● Task statement
Run through the records and show each line that includes the string "Product".

● Given records
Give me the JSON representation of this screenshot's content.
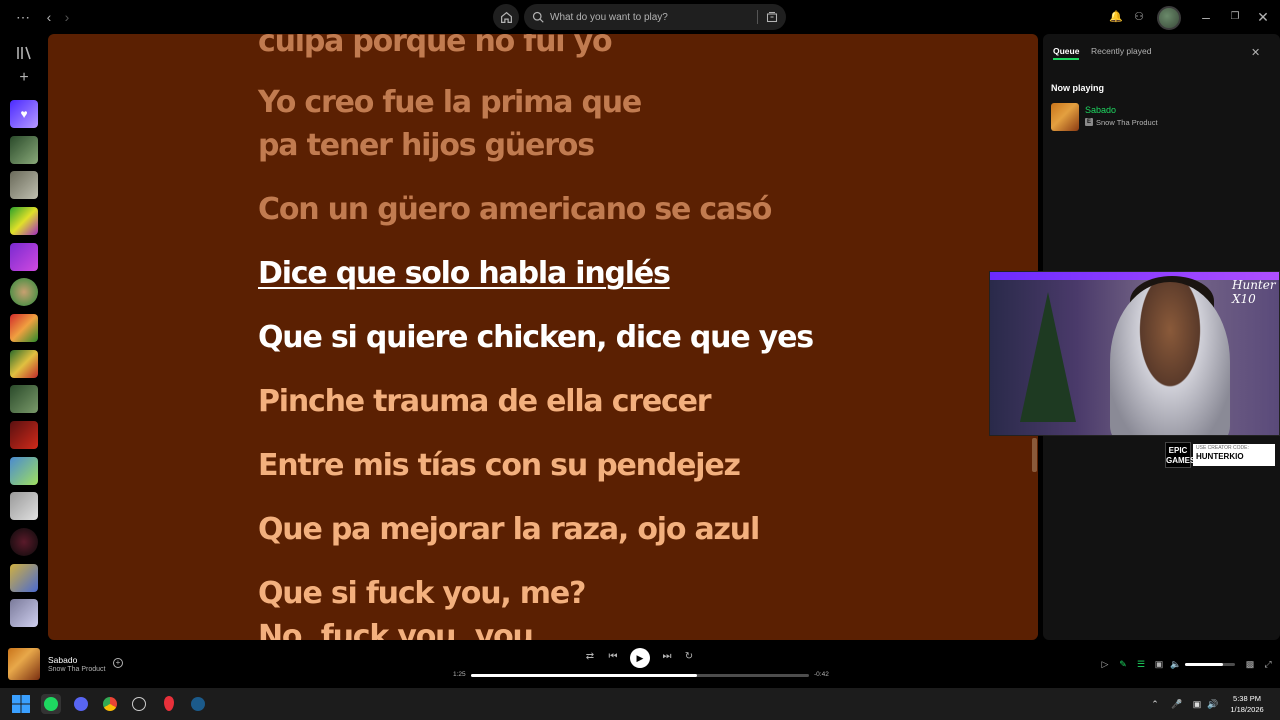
{
  "titlebar": {
    "search_placeholder": "What do you want to play?",
    "icons": [
      "more-icon",
      "back-icon",
      "forward-icon",
      "home-icon",
      "search-icon",
      "browse-icon",
      "bell-icon",
      "friends-icon",
      "minimize-icon",
      "maximize-icon",
      "close-icon"
    ]
  },
  "sidebar": {
    "icons": [
      "library-icon",
      "plus-icon"
    ],
    "playlists": [
      "liked-songs",
      "playlist-2",
      "playlist-3",
      "playlist-4",
      "playlist-5",
      "playlist-6",
      "playlist-7",
      "playlist-8",
      "playlist-9",
      "playlist-10",
      "playlist-11",
      "playlist-12",
      "playlist-13",
      "playlist-14",
      "playlist-15"
    ]
  },
  "lyrics": {
    "past": [
      "culpa porque no fui yo",
      "Yo creo fue la prima que",
      "pa tener hijos güeros",
      "Con un güero americano se casó"
    ],
    "current": [
      "Dice que solo habla inglés",
      "Que si quiere chicken, dice que yes"
    ],
    "upcoming": [
      "Pinche trauma de ella crecer",
      "Entre mis tías con su pendejez",
      "Que pa mejorar la raza, ojo azul",
      "Que si fuck you, me?",
      "No, fuck you, you"
    ]
  },
  "queue": {
    "tabs": [
      "Queue",
      "Recently played"
    ],
    "active_tab": "Queue",
    "section": "Now playing",
    "track": {
      "title": "Sabado",
      "explicit": "E",
      "artist": "Snow Tha Product"
    }
  },
  "overlay": {
    "signature": "Hunter X10",
    "epic_logo": "EPIC GAMES",
    "creator_code_label": "USE CREATOR CODE:",
    "creator_code": "HUNTERKIO"
  },
  "player": {
    "title": "Sabado",
    "artist": "Snow Tha Product",
    "elapsed": "1:25",
    "remaining": "-0:42",
    "progress_fraction": 0.67,
    "volume_fraction": 0.75
  },
  "taskbar": {
    "time": "5:38 PM",
    "date": "1/18/2026"
  },
  "colors": {
    "lyrics_bg": "#5b2002",
    "accent": "#1ed760",
    "panel": "#121212"
  }
}
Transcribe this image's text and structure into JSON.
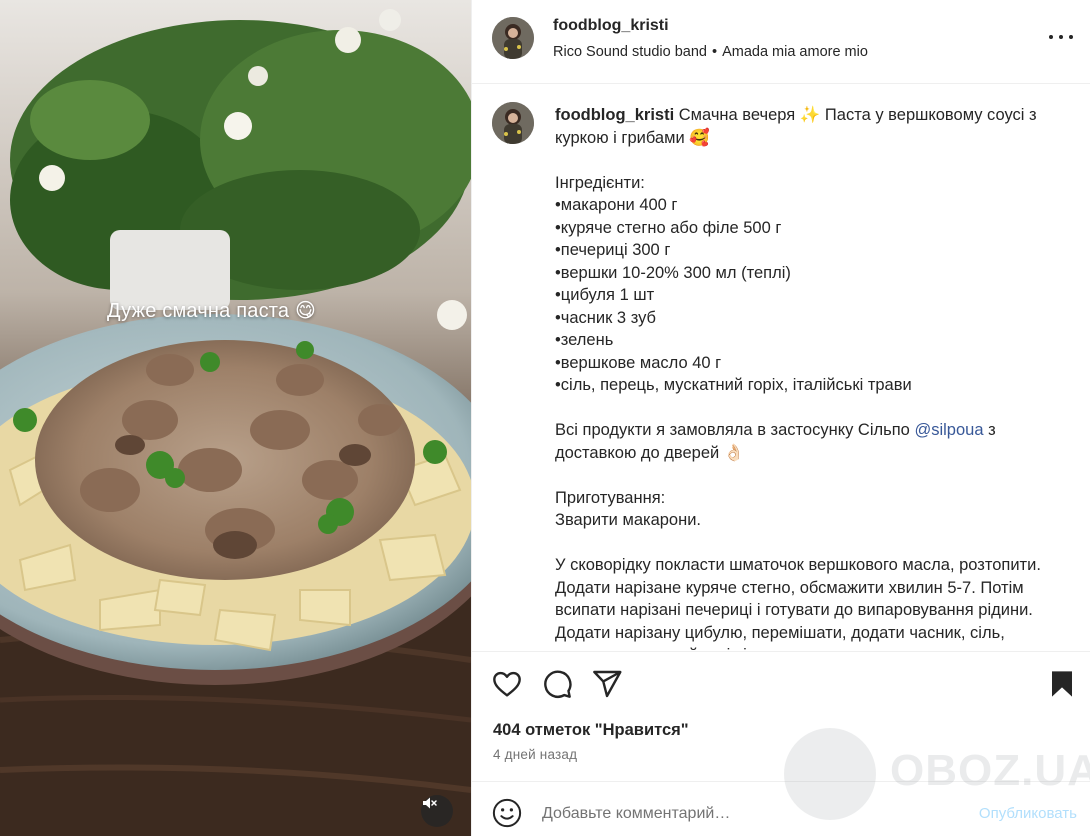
{
  "post": {
    "author": "foodblog_kristi",
    "audio_artist": "Rico Sound studio band",
    "audio_separator": "•",
    "audio_track": "Amada mia amore mio",
    "media_overlay_text": "Дуже смачна паста 😋"
  },
  "caption": {
    "author": "foodblog_kristi",
    "intro": "Смачна вечеря ✨ Паста у вершковому соусі з куркою і грибами 🥰",
    "ingredients_title": "Інгредієнти:",
    "ingredients": [
      "•макарони 400 г",
      "•куряче стегно або філе 500 г",
      "•печериці 300 г",
      "•вершки 10-20% 300 мл (теплі)",
      "•цибуля 1 шт",
      "•часник 3 зуб",
      "•зелень",
      "•вершкове масло 40 г",
      "•сіль, перець, мускатний горіх, італійські трави"
    ],
    "delivery_text": "Всі продукти я замовляла в застосунку Сільпо",
    "delivery_mention": "@silpoua",
    "delivery_text_end": "з доставкою до дверей 👌🏻",
    "prep_title": "Приготування:",
    "prep_step1": "Зварити макарони.",
    "prep_step2": "У сковорідку покласти шматочок вершкового масла, розтопити. Додати нарізане куряче стегно, обсмажити хвилин 5-7. Потім всипати нарізані печериці і готувати до випаровування рідини. Додати нарізану цибулю, перемішати, додати часник, сіль, перець, мускатний горіх і трави."
  },
  "stats": {
    "likes": "404 отметок \"Нравится\"",
    "time": "4 дней назад"
  },
  "comment": {
    "placeholder": "Добавьте комментарий…",
    "post_label": "Опубликовать"
  },
  "watermark": {
    "text": "OBOZ.UA"
  },
  "icons": {
    "like": "heart-icon",
    "comment": "comment-icon",
    "share": "share-icon",
    "save": "bookmark-icon",
    "more": "more-icon",
    "emoji": "emoji-icon",
    "mute": "mute-icon"
  },
  "colors": {
    "link": "#385898",
    "muted_text": "#737373",
    "post_button": "#b2dffc"
  }
}
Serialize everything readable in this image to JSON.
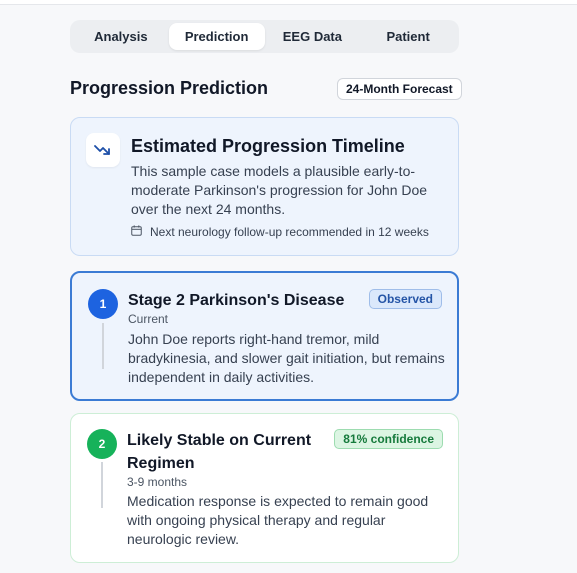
{
  "tabs": [
    {
      "label": "Analysis",
      "active": false
    },
    {
      "label": "Prediction",
      "active": true
    },
    {
      "label": "EEG Data",
      "active": false
    },
    {
      "label": "Patient",
      "active": false
    }
  ],
  "section": {
    "title": "Progression Prediction",
    "forecast_label": "24-Month Forecast"
  },
  "timeline": {
    "icon": "trend-down-icon",
    "title": "Estimated Progression Timeline",
    "description": "This sample case models a plausible early-to-moderate Parkinson's progression for John Doe over the next 24 months.",
    "followup_icon": "calendar-icon",
    "followup": "Next neurology follow-up recommended in 12 weeks"
  },
  "stages": [
    {
      "number": "1",
      "title": "Stage 2 Parkinson's Disease",
      "timeframe": "Current",
      "badge": "Observed",
      "body": "John Doe reports right-hand tremor, mild bradykinesia, and slower gait initiation, but remains independent in daily activities."
    },
    {
      "number": "2",
      "title": "Likely Stable on Current Regimen",
      "timeframe": "3-9 months",
      "badge": "81% confidence",
      "body": "Medication response is expected to remain good with ongoing physical therapy and regular neurologic review."
    }
  ],
  "colors": {
    "accent_blue": "#1d63e0",
    "accent_green": "#16b25a"
  }
}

● Task output
      "artist": "Snow Tha Product"
    "artist": "Snow Tha Product",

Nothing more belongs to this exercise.